|The story below is originally published on Mainichi Daily News by Mainichi Shinbun (http://mdn.mainichi.jp).|
|They admitted inventing its kinky features, or rather deliberately mistranslating them from the original gossip magazine.|
|In fact, this is far from the general Japanese' behavior or sense of worth.|
Wise Japanese investors add love hotels, starlets to their portfolios 2006,09,28
Shukan Gendai 10/7 By Ryann Connell
Nestled away in a traditional love hotel quarter in Tokyo's Uguisudani district, Hotel P Door looks just like any other establishment in its particular line of business.
A plague beneath the neon sign contains two prices, 4,600 yen for a rest and 7,500 yen a stay, a giveaway that the hotel is dedicated to amorous couples.
What makes Hotel P-Door stand out, according to Shukan Gendai 10/7), is that some of its operating capital comes through Hope Alpha 2, a fund that finances the love hotel's operations in return for payouts of up to 8.4 percent annual interest.
Love hotels are among the many unusual businesses coming to the aid of struggling investors in Japan who can look forward to interest of less than 1 percent for any money they put into the bank.
Hope Alpha 2 agrees.
"Normal hotel rooms only have a single customer a day, but with a love hotel, you can get as many as three or four customers in the same room every 24 hours. Love hotels are also built to be replaced every few years, so construction costs are comparatively cheap. That allows for profits unthinkable in lots of other types of businesses," Shuzo Shinano tells Shukan Gendai.
"We've paid out dividends on time and will continue to do so from now on, too."
Others agree that love hotels can be a potentially lucrative investment.
"(Funds are) a somewhat shady business. You want to invest in an industry that has a history and tradition of being a profitable business. Love hotels are precisely that.You're not investing in the hotel itself, but in the profits it makes, which means you can expect a high return on your outlay," securities journalist Genichiro Tenkai tells Shukan Gendai.
P-Door is currently accepting investors willing to foot at least 500,000 yen apiece and will continue doing so until Nov. 22.

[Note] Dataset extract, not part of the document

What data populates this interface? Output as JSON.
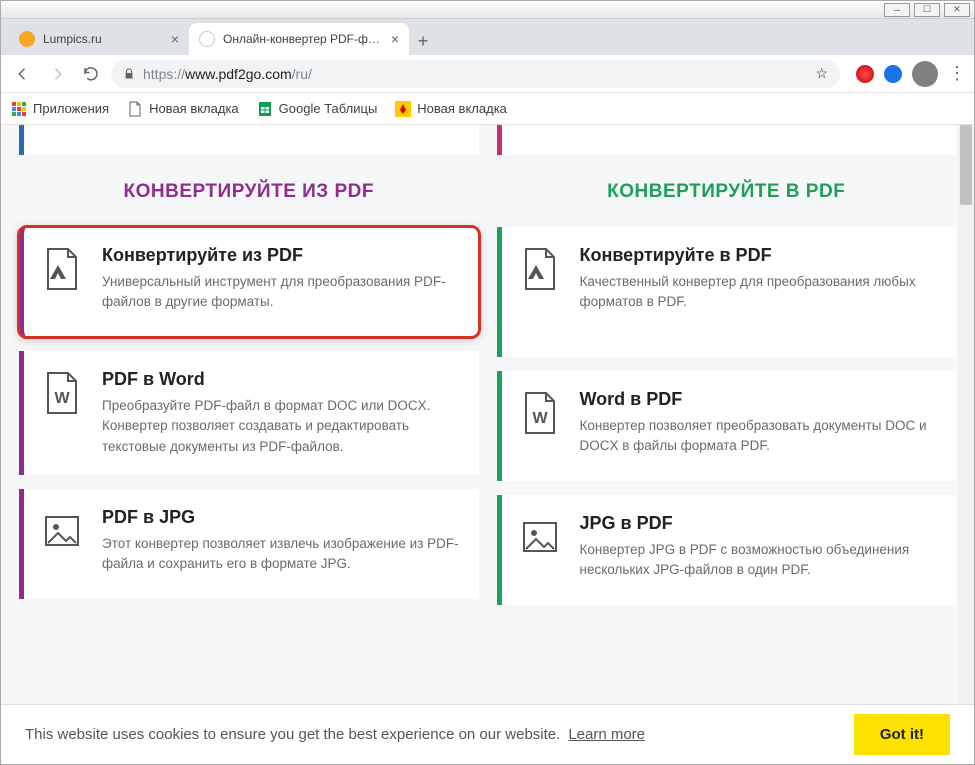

It pledges an 8.4 percent payout for the first year over a five-year investment and plans 12 percent plus from the second year on.
Payouts are made twice annually, in January and July, but Hope Alpha 2 warns that dividends are entirely dependant on the hotel's business performance and that principle investments are not guaranteed.
Love hotels aren't the only peculiar funds punters can choose to invest their cash in.
In 2003, the Shinjin Gurabia Aidoru Dai-Ichi Go fund sought 50,000 yen investments in the careers of five young women it hoped to manage into pinup queen stardom.
Money collected was supposed to fund the production of photo collections and DVDs featuring the starlets, with profits split up amongst the investors, which proved profitable for some.
Not every funny fund is a roaring success, though.
Take the Ramen Fund, which ended up getting those who invested 500,000 yen apiece into a ramen theme park in Tokyo's Shibuya-ku doing their noodle.
The theme park promised annual returns of 10 percent, but went bust within a year and speculators were lucky to at least receive their principle outlays back.
Securities analyst Haruo Ueki warns that freaky funds like investing in love hotels should only be pursued with caution.
"Investment funds don't guarantee the principle investment, so it's important to look at past performance before committing. Love hotel funds have maintained high dividend payouts, so they appear to be pretty good, but don't forget things like fire or management problems can arise in the place you've chosen to invest in. Something like that happens and you can forget your dividend and the principle may be in danger at times, too," Ueki tells Shukan Gendai.
"It's really important to look into whether the place you want to invest in is risky or not. And don't forget some places won't let you pull out after only a year. Whatever way, these funds should only be invested in if you have money you can afford to lose."